You can configure your Web server to require a 128-bit minimum session-key strength for all Secure Sockets Layer (SSL) communications. This is the default session-key strength for Microsoft Windows Server 2003.
If you set a minimum 128-bit key strength, users attempting to establish a secure communications channel with your server must use a browser capable of communicating with a 128-bit session key. The session key is not the same as an SSL key pair, which is used to negotiate and establish a secure communication link. For information about upgrading browsers to 128-bit encryption capability, see How to Upgrade Internet Explorer to 128-Bit Encryption on the Windows Support Web site.
To establish encrypted communications, you must have a valid server certificate installed.
|You must be a member of the Administrators group on the local computer to perform the following procedure or procedures. As a security best practice, log on to your computer by using an account that is not in the Administrators group, and then use the runas command to run IIS Manager as an administrator. At a command prompt, type runas /User:Administrative_AccountName "mmc systemroot\system32\inetsrv\iis.msc".|
In IIS Manager, double-click the local computer, and then right-click the Web site, directory, or file that you want and click Properties.
On the Directory Security or File Security tab, under Secure Communications, click Edit.
In the Secure Communications box, select the Require secure channel (SSL) check box.
If 128-bit encryption is required, select the Require 128-bit Encryption check box.
|If you open a Server Gated Cryptography (SGC) certificate, you might receive a notice on the General tab that reads as follows: "The certificate has failed to verify for all of its intended purposes." This notice is issued because of the way SGC certificates interact with Windows, and does not necessarily indicate that the certificate does not work correctly.|

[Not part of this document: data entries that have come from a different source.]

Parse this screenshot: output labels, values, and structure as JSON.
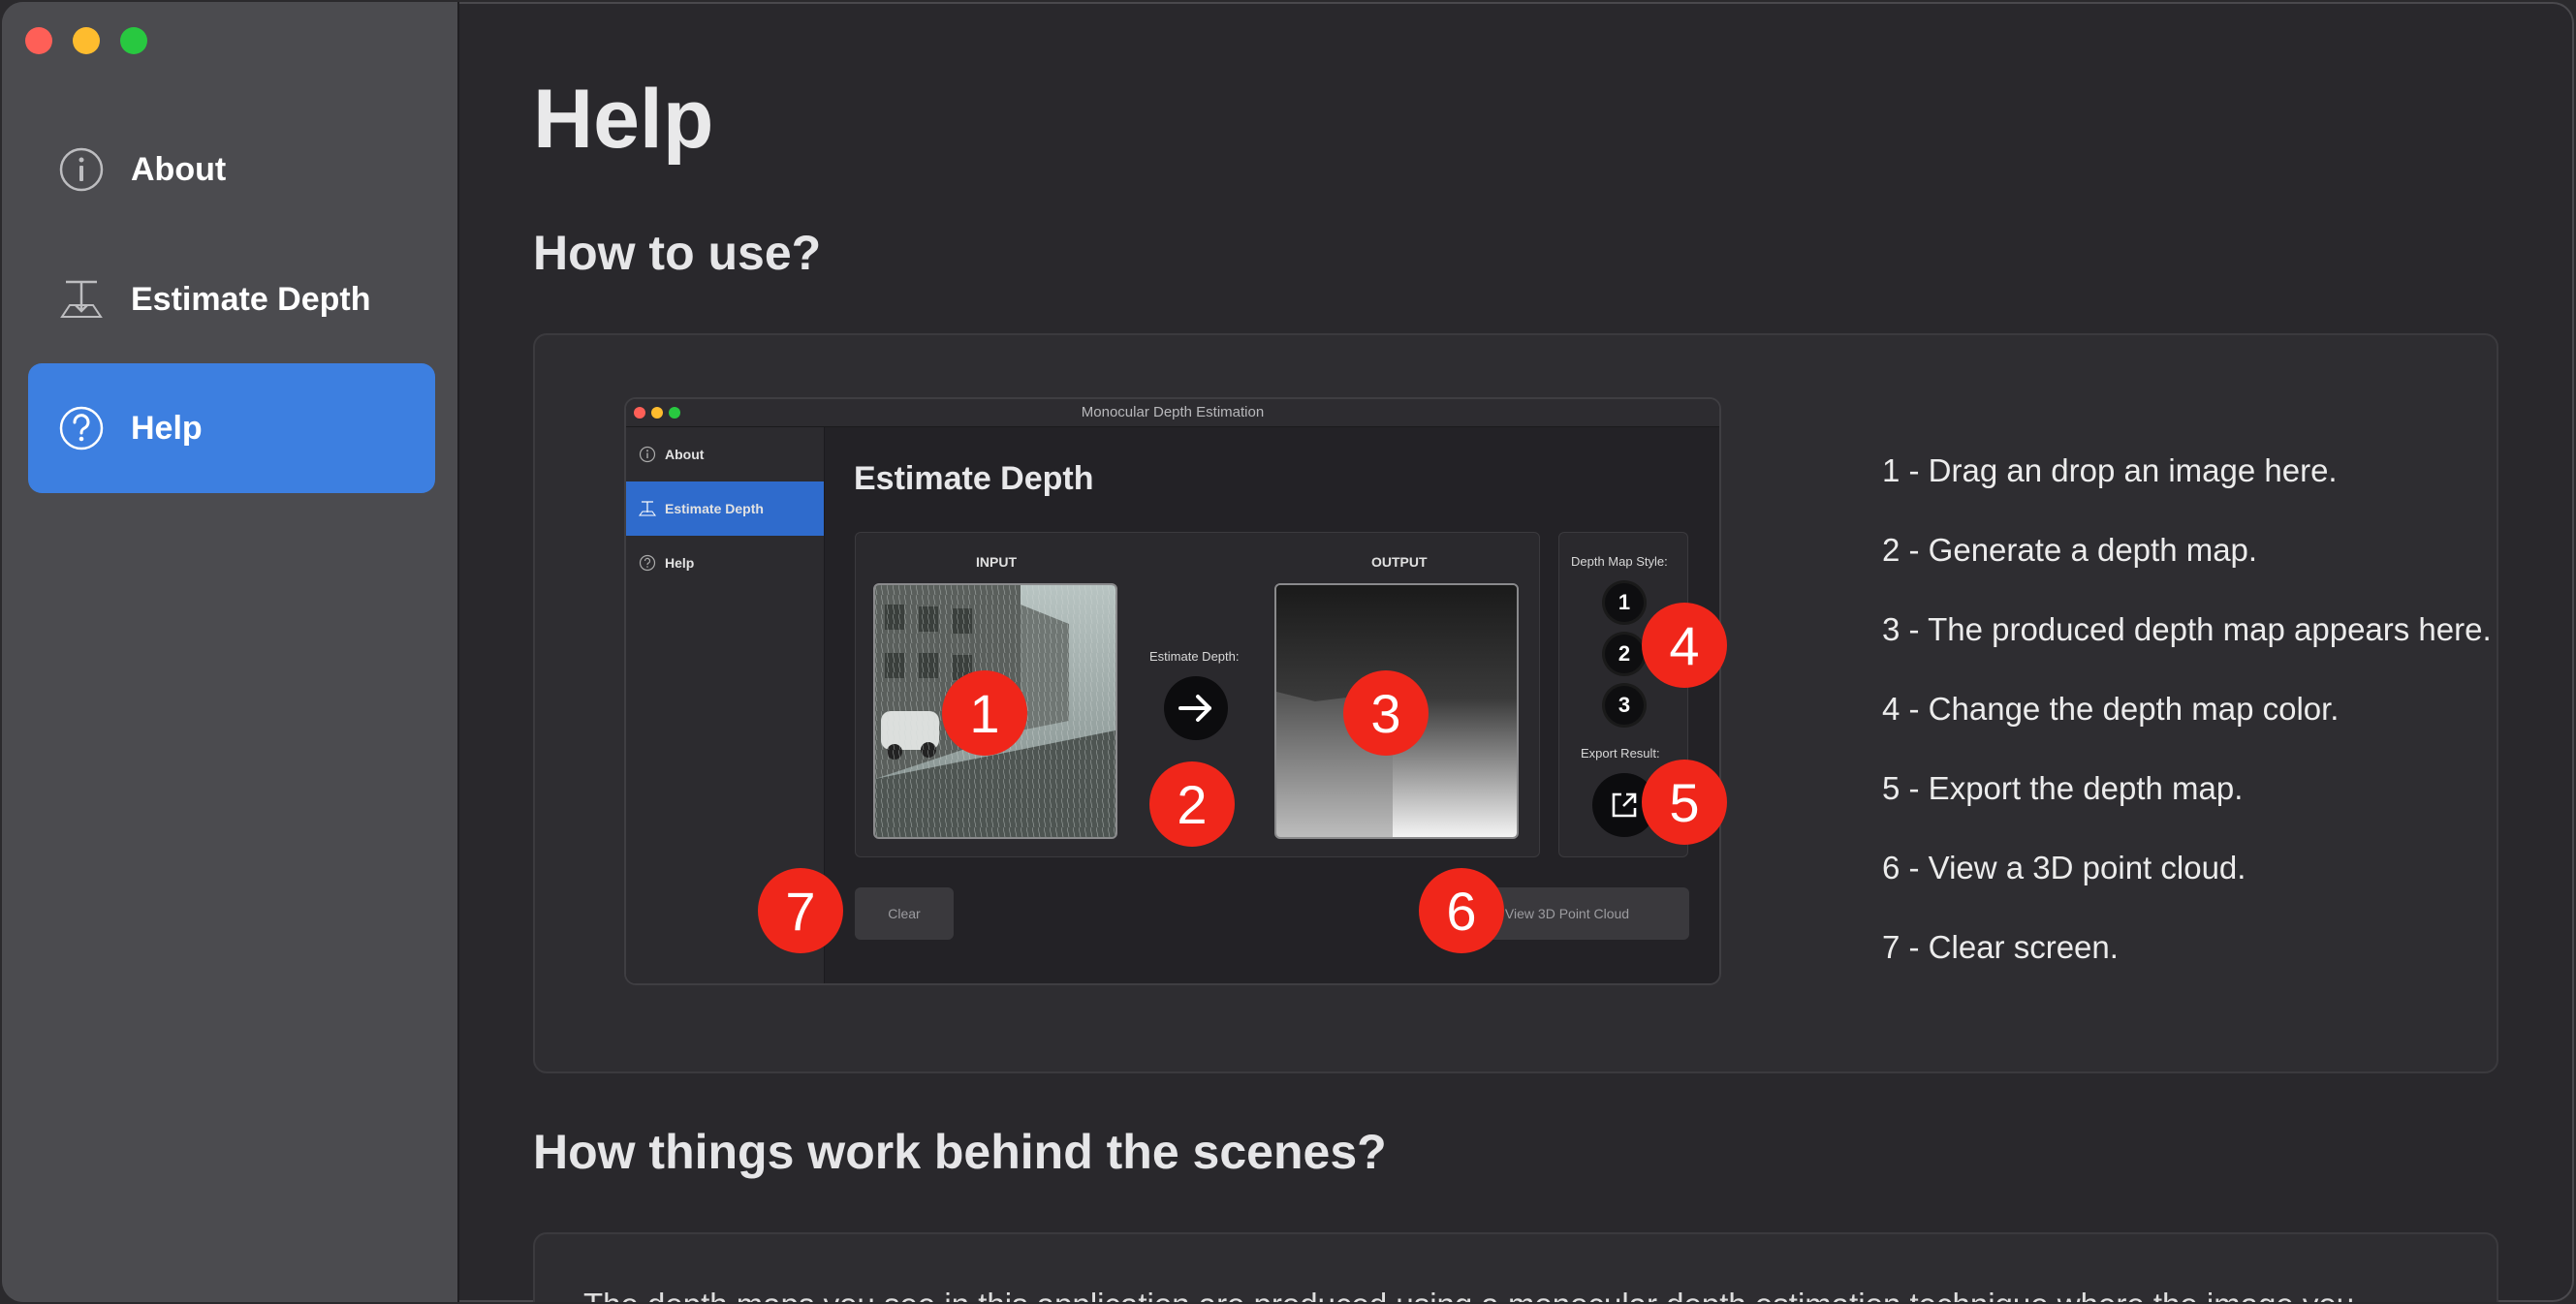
{
  "sidebar": {
    "items": [
      {
        "label": "About",
        "icon": "info-circle-icon"
      },
      {
        "label": "Estimate Depth",
        "icon": "depth-tool-icon"
      },
      {
        "label": "Help",
        "icon": "question-circle-icon",
        "active": true
      }
    ]
  },
  "main": {
    "title": "Help",
    "how_to_use": {
      "heading": "How to use?",
      "steps": [
        "1 - Drag an drop an image here.",
        "2 - Generate a depth map.",
        "3 - The produced depth map appears here.",
        "4 - Change the depth map color.",
        "5 - Export the depth map.",
        "6 - View a 3D point cloud.",
        "7 - Clear screen."
      ],
      "screenshot": {
        "window_title": "Monocular Depth Estimation",
        "sidebar": [
          "About",
          "Estimate Depth",
          "Help"
        ],
        "heading": "Estimate Depth",
        "input_label": "INPUT",
        "output_label": "OUTPUT",
        "estimate_label": "Estimate Depth:",
        "style_label": "Depth Map Style:",
        "styles": [
          "1",
          "2",
          "3"
        ],
        "export_label": "Export Result:",
        "clear_button": "Clear",
        "point_cloud_button": "View 3D Point Cloud"
      },
      "badges": [
        "1",
        "2",
        "3",
        "4",
        "5",
        "6",
        "7"
      ]
    },
    "behind_scenes": {
      "heading": "How things work behind the scenes?",
      "text": "The depth maps you see in this application are produced using a monocular depth estimation technique where the image you"
    }
  },
  "colors": {
    "accent": "#3d7fe0",
    "badge": "#f0261a",
    "sidebar_bg": "#4b4b4f",
    "main_bg": "#29282c"
  }
}
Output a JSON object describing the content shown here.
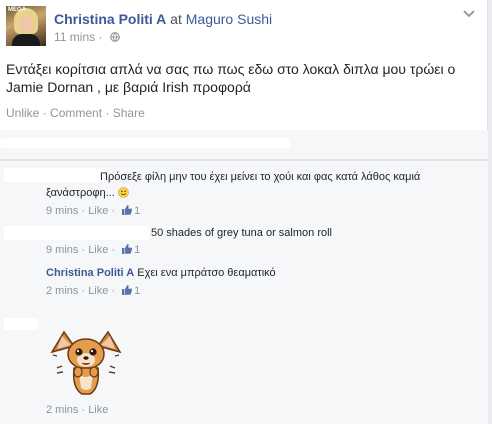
{
  "post": {
    "author": "Christina Politi A",
    "at": "at",
    "location": "Maguro Sushi",
    "time": "11 mins",
    "text": "Εντάξει κορίτσια απλά να σας πω πως εδω στο λοκαλ διπλα μου τρώει ο Jamie Dornan , με βαριά Irish προφορά",
    "actions": {
      "unlike": "Unlike",
      "comment": "Comment",
      "share": "Share",
      "sep": " · "
    }
  },
  "comments": [
    {
      "text": "Πρόσεξε φίλη μην του έχει μείνει το χούι και φας κατά λάθος καμιά ξανάστροφη...",
      "time": "9 mins",
      "like": "Like",
      "likes": "1"
    },
    {
      "text": "50 shades of grey tuna or salmon roll",
      "time": "9 mins",
      "like": "Like",
      "likes": "1"
    },
    {
      "author": "Christina Politi A",
      "text": "Εχει ενα μπράτσο θεαματικό",
      "time": "2 mins",
      "like": "Like",
      "likes": "1"
    },
    {
      "time": "2 mins",
      "like": "Like"
    }
  ],
  "avatar_tag": "MEGA",
  "colors": {
    "link": "#3b5998",
    "meta": "#90949c",
    "text": "#1d2129",
    "background": "#f6f7f9"
  },
  "icons": [
    "globe-icon",
    "chevron-down-icon",
    "thumbs-up-icon",
    "smiley-emoji",
    "chihuahua-sticker"
  ]
}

For information about server and client certificates, see Certificates_IIS_SP1_Ops.
For information about Server-Gated Cryptography (SGC), an extension of SSL that allows financial institutions with export versions of IIS to use strong encryption, see Server-Gated Cryptography.
For information about SSL encryption, see About Secure Sockets Layer.